Goal of the exercise
Say how many lines below hold the word "table"; give the number by itself.

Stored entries
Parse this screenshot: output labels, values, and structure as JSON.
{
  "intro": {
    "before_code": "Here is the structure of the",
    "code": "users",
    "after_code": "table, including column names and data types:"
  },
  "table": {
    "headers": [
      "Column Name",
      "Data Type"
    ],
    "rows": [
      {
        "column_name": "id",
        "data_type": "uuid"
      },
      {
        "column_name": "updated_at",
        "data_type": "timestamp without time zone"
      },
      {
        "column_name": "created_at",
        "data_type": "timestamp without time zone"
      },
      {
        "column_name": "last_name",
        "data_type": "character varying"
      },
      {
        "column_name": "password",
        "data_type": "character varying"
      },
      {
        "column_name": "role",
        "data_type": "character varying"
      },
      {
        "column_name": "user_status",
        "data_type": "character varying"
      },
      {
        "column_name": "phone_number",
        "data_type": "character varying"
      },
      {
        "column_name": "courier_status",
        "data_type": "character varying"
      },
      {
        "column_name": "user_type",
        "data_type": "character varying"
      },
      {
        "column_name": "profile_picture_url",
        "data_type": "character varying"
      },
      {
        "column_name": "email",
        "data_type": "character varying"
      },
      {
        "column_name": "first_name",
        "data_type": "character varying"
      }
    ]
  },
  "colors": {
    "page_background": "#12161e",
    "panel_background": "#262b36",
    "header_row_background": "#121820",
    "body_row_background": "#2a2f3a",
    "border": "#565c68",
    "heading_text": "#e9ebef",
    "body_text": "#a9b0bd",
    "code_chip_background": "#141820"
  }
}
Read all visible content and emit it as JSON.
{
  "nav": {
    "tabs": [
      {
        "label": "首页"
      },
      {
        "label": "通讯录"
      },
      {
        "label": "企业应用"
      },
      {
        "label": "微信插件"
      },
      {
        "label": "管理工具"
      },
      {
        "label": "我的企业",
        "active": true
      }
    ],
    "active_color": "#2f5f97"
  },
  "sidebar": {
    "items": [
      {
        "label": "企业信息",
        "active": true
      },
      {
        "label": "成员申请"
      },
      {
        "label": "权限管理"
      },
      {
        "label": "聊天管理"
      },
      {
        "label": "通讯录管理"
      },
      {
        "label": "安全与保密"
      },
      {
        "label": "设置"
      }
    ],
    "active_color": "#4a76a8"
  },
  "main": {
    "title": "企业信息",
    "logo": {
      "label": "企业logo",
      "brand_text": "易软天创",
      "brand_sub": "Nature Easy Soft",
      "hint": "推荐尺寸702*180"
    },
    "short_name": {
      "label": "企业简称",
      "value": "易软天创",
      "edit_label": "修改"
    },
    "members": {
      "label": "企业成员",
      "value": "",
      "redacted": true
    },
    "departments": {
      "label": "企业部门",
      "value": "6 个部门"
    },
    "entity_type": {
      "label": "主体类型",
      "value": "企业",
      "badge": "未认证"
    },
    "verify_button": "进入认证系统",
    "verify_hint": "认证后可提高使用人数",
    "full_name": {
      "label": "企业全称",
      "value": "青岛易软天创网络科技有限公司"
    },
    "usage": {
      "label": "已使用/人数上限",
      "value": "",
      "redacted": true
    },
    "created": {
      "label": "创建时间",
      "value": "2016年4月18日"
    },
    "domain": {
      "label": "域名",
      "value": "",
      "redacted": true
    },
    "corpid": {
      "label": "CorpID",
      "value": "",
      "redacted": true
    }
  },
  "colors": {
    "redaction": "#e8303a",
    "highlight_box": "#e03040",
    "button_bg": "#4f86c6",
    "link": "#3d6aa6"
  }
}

Exercise solution
2